Stored data:
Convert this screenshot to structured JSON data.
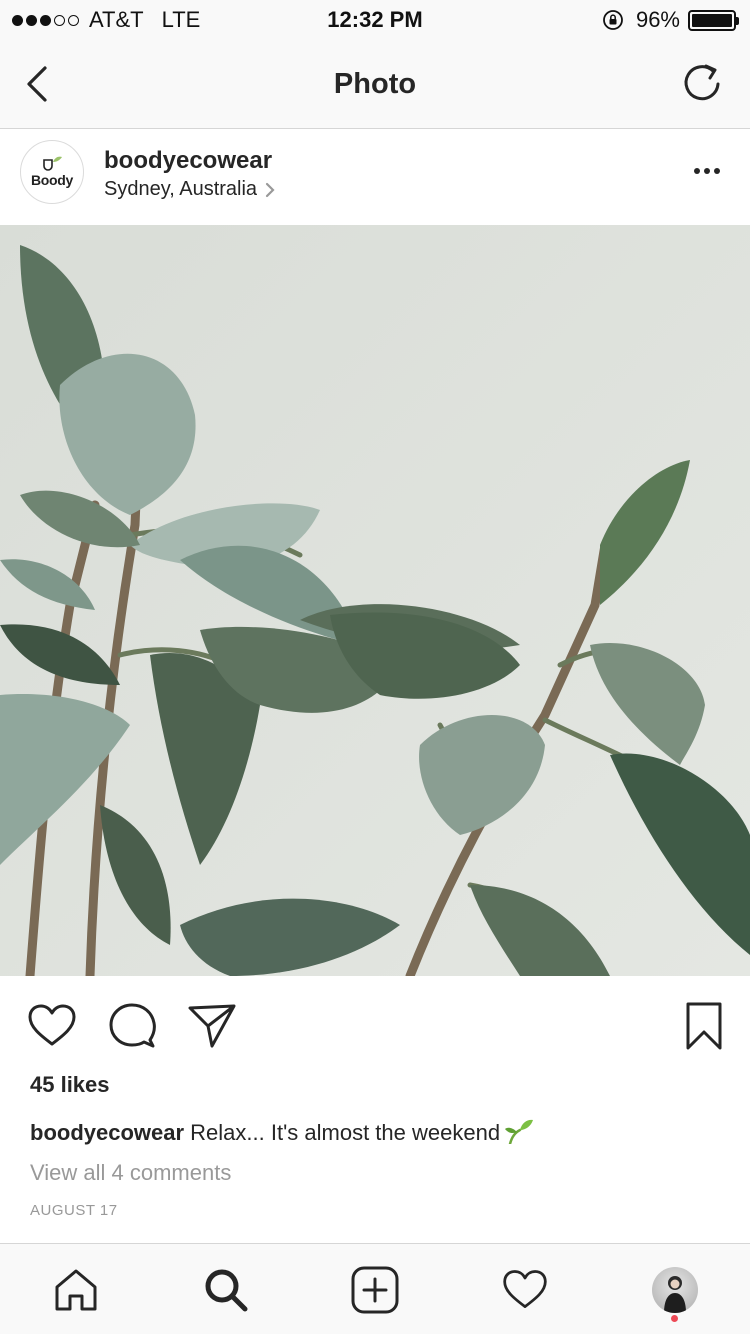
{
  "status_bar": {
    "carrier": "AT&T",
    "network": "LTE",
    "time": "12:32 PM",
    "battery": "96%",
    "battery_level": 0.96
  },
  "nav": {
    "title": "Photo",
    "back_icon": "chevron-left-icon",
    "refresh_icon": "refresh-icon"
  },
  "post": {
    "username": "boodyecowear",
    "avatar_logo_text": "Boody",
    "location": "Sydney, Australia",
    "likes": "45 likes",
    "caption_user": "boodyecowear",
    "caption_text": " Relax... It's almost the weekend",
    "caption_emoji": "seedling-emoji",
    "view_comments": "View all 4 comments",
    "date": "AUGUST 17"
  },
  "colors": {
    "text": "#262626",
    "muted": "#999999",
    "bar_bg": "#f9f9f9",
    "divider": "#d6d6d6",
    "notification": "#ed4956",
    "photo_bg": "#dde2dc",
    "leaf_dark": "#4d6451",
    "leaf_light": "#9fb3a6"
  },
  "tab_bar": {
    "items": [
      "home-icon",
      "search-icon",
      "add-post-icon",
      "activity-heart-icon",
      "profile-avatar"
    ]
  }
}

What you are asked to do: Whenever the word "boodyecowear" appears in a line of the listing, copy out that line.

Exercise response:
    "username": "boodyecowear",
    "caption_user": "boodyecowear",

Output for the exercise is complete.